1) Unless the Darden family has suddenly become dumber, the property they own is probably worth significantly more than the stated book value.
2) The consistent rapid growth of book value per share indicates superior management performance.
Glenn Darden serves as CEO, his brother is chairman of the board while his sister is a member. Before joining Quicksilver, Glenn worked as a geologist for Mitchell (now Devon).
Per annum, Glenn is paid about $4 million. He and his family own 30% of shares outstanding. This means the CEO and his siblings, each, have roughly 20 times their salary tied up in stock. How would you feel if you had 20 times your annual income tied up in a stock on your 56th birthday?
Sixty-five percent of the CEO’s salary is in the form of stocks and options that become worth less if the stock price tanks.
In short, we have a group of experienced and competent managers behaving like owners. They are.
Value and Price
There are 175 million shares outstanding. At $4.5, the company sells for $785 million. Mr. Market offers us a company that compounds book value per share at an IRR of 20% for 0.6 times book.
Owner earnings is the cash you have left after you pay for the wages, the upkeep of your business and the interest on your debt. You can use owner earnings to retire debt, invest for growth or take a long vacation. Since December of 2008, the company has retired about $700 million of debt.
That’s roughly $200 million of cash per annum that they obviously had left. Meanwhile, they spent a huge amount on growth (capex) implying $200 million is a conservative estimate of normalized owner earnings. On a market cap of $ 785 million, the company sells for less than 4 times owner earnings (> 25% yield).
Fair market value
Based on production of 400 million versus 2500 million, the 2009 acquisition of XTO by XOM for $40 billion (debt included) implies KWK is worth $ 6.5 billion (including debt) => $4.5 billion for the equity => $25 per share. Using proved reserves instead (3 Tcf versus 13 Tcf) would get you a higher number.
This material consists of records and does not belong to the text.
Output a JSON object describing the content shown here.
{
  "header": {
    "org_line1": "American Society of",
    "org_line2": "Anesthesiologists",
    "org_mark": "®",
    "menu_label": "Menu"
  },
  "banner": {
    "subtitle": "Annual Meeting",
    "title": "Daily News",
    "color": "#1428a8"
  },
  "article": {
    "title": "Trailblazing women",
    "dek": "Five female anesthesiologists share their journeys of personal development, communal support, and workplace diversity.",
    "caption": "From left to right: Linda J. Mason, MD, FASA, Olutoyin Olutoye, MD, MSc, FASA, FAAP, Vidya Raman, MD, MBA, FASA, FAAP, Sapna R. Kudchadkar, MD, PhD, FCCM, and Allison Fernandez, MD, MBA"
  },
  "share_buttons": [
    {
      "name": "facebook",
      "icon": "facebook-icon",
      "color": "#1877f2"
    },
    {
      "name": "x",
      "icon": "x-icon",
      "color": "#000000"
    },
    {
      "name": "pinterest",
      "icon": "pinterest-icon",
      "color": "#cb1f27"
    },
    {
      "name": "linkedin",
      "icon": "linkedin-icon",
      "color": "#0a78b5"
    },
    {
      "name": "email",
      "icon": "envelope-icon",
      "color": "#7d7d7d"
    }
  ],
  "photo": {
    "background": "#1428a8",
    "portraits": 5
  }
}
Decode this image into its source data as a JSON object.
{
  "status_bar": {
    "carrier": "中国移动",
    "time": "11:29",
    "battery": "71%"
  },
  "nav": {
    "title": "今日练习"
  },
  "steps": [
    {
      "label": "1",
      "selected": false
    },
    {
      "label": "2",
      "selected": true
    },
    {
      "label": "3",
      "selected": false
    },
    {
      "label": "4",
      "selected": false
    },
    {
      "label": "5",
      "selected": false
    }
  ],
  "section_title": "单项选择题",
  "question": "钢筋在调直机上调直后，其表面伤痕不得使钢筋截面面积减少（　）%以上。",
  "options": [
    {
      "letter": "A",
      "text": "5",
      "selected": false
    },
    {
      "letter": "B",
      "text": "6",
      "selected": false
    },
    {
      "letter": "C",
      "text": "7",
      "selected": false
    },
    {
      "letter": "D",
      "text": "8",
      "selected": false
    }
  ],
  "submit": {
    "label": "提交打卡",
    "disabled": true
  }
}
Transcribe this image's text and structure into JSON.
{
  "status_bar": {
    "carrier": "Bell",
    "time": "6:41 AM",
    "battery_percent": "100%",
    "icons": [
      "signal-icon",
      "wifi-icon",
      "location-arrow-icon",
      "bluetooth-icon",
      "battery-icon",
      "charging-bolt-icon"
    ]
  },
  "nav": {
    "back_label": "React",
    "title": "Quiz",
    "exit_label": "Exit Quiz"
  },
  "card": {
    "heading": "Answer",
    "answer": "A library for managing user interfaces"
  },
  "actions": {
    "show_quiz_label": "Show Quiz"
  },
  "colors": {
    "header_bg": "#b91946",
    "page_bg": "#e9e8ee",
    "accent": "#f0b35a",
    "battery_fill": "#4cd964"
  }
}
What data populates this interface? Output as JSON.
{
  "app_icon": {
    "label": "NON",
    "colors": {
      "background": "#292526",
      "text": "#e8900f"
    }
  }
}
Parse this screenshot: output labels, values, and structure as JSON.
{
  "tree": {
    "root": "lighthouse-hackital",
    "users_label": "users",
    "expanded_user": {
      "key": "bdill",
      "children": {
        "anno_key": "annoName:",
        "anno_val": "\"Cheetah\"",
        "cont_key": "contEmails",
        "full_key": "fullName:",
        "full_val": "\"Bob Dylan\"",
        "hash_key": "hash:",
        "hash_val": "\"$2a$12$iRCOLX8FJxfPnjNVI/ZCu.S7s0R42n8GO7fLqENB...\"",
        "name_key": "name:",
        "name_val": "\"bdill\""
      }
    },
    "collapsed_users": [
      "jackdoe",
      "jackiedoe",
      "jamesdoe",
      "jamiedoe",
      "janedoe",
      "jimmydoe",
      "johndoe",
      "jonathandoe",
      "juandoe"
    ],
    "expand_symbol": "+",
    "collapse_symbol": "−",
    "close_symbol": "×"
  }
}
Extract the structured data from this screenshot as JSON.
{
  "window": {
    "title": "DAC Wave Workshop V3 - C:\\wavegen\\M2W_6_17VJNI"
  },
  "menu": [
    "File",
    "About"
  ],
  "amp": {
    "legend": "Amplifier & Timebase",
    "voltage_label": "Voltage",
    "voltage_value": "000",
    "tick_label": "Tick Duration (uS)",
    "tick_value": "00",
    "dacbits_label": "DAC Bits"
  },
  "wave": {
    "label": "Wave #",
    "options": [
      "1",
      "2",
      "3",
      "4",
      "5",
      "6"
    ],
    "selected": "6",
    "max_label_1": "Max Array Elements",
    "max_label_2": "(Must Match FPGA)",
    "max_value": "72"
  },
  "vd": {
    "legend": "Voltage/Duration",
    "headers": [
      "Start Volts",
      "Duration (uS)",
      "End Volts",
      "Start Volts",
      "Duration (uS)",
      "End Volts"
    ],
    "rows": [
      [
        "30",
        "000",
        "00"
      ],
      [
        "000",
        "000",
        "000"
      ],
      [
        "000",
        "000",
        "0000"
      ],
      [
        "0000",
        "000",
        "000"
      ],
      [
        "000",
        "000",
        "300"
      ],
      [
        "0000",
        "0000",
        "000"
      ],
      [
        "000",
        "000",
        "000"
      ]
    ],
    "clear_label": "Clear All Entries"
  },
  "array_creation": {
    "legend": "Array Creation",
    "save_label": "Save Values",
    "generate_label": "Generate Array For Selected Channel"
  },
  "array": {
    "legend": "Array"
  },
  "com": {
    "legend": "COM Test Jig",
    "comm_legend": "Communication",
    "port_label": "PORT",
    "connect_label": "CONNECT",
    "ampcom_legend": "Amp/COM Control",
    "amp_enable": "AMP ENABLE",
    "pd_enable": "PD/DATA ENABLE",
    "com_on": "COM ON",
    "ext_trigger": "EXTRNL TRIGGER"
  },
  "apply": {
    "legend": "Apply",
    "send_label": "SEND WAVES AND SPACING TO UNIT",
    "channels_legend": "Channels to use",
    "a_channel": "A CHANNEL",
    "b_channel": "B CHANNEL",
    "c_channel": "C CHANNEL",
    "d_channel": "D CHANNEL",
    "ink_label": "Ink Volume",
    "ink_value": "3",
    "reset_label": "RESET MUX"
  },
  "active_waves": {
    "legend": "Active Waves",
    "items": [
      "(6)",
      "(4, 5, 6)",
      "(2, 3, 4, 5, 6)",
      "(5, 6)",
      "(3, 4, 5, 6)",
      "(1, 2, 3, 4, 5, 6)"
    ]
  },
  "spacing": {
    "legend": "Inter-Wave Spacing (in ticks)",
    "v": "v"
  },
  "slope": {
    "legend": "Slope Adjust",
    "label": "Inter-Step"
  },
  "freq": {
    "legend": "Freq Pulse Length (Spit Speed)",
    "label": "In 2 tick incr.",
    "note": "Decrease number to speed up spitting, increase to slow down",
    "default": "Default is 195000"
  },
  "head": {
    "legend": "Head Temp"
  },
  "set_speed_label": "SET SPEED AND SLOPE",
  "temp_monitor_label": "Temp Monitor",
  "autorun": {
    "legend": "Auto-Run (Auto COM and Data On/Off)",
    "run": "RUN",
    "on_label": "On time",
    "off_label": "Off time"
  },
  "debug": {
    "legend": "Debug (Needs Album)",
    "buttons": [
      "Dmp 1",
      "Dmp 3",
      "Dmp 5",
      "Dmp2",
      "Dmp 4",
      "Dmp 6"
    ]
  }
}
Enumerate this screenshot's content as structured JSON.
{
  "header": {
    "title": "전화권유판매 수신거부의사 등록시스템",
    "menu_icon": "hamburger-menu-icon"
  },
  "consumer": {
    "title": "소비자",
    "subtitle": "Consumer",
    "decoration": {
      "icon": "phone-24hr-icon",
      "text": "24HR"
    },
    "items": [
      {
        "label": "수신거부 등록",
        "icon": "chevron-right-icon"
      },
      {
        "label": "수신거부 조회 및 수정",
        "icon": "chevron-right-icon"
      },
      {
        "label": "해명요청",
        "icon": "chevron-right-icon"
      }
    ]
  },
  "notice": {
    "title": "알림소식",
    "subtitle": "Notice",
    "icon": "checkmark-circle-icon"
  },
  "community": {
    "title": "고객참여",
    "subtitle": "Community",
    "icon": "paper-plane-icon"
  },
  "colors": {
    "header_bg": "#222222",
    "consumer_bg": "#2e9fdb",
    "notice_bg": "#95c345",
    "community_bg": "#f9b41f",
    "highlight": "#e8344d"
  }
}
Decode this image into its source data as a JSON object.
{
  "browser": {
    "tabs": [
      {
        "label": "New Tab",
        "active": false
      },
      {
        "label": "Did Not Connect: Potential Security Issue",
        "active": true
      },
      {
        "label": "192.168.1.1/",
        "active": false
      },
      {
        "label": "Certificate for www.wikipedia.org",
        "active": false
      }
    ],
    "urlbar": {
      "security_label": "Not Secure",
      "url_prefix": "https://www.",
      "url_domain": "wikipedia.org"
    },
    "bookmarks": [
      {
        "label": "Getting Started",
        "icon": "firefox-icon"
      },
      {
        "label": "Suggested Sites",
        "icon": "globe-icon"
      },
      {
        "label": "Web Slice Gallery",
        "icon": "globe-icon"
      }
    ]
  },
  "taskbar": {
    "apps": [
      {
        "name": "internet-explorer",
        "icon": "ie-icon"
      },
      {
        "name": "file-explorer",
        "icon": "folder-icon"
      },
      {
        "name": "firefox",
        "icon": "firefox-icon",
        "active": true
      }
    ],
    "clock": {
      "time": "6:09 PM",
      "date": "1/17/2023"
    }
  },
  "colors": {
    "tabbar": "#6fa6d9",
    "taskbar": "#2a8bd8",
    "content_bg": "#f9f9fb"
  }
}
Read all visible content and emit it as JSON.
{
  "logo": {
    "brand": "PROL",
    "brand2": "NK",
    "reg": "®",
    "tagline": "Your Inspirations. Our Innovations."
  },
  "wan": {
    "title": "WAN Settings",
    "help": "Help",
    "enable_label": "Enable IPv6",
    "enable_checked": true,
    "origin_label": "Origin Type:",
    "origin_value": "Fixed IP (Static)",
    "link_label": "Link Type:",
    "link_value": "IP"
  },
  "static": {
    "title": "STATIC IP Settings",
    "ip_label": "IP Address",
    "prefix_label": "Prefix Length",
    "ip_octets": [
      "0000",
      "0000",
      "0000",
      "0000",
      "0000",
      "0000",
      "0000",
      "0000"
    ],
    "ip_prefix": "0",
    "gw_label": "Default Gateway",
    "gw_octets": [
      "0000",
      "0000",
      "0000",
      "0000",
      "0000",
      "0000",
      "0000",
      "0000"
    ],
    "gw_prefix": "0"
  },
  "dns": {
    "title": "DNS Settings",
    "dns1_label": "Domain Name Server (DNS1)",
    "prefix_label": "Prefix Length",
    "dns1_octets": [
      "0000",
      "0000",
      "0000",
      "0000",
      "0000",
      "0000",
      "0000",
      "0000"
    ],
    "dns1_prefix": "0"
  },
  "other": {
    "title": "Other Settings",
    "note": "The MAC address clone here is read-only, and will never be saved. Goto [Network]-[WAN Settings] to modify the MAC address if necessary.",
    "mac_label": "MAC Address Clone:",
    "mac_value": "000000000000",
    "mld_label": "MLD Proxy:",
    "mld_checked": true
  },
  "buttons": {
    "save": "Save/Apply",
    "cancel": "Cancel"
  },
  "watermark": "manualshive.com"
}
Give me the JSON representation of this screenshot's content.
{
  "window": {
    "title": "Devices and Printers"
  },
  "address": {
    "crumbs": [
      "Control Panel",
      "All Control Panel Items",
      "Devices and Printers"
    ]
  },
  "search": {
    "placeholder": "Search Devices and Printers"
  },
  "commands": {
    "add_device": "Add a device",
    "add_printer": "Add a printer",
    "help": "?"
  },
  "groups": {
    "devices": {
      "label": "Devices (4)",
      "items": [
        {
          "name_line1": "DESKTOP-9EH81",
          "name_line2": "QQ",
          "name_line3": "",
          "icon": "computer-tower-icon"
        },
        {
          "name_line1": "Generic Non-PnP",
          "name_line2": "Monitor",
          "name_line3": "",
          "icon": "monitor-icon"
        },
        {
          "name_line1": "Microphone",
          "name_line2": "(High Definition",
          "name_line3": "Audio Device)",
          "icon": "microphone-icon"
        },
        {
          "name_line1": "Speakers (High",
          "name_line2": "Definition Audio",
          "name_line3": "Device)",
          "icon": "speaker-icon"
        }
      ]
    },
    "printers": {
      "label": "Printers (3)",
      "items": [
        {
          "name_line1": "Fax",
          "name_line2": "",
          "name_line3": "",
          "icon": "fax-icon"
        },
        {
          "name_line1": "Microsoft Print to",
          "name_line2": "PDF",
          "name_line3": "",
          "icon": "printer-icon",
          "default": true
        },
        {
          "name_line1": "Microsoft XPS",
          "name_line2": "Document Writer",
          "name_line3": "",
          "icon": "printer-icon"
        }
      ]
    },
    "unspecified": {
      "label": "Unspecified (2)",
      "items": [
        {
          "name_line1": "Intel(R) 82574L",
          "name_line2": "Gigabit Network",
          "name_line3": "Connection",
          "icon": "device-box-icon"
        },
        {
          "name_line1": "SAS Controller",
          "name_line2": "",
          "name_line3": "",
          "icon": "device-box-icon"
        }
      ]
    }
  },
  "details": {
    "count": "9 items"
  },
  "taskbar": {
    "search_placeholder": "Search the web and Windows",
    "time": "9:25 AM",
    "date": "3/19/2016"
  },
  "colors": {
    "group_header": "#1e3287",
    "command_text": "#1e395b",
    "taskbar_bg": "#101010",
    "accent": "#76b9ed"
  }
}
More recently, EnCana sold similar Barnett shale assets for $1 billion. On production of 125 million cubic feet, this implies Quicksilver is worth $3.2 billion => $ 7 per share after backing out $ 2 Billion of debt. Again, using proved reserves as a base would get you a higher value.
Last year, the Dardens themselves offered to buy out shareholders at $16 per share. I presume they know what the company is worth.
Why is this cheap?
Some myopic analysts say Quicksilver needs to improve operating cash flow or default on its debt. This is simply not going to happen. The company hasn't done that historically and I don’t expect this time to be different.
One more thing
The true investor welcomes volatility. Ben Graham explained why in Chapter 8 of "The Intelligent Investor." There he introduced "Mr. Market," an obliging fellow who shows up every day to either buy from you or sell to you, whichever you wish. The more manic depressive this chap is, the greater the opportunities available to the investor.
In short: Volatility is your friend. I submit there are few things as volatile as natural gas.
This is not a recommendation to buy or sell anything. I owned shares of Chesapeake at the time of writing. I had no position in any of the other stocks mentioned.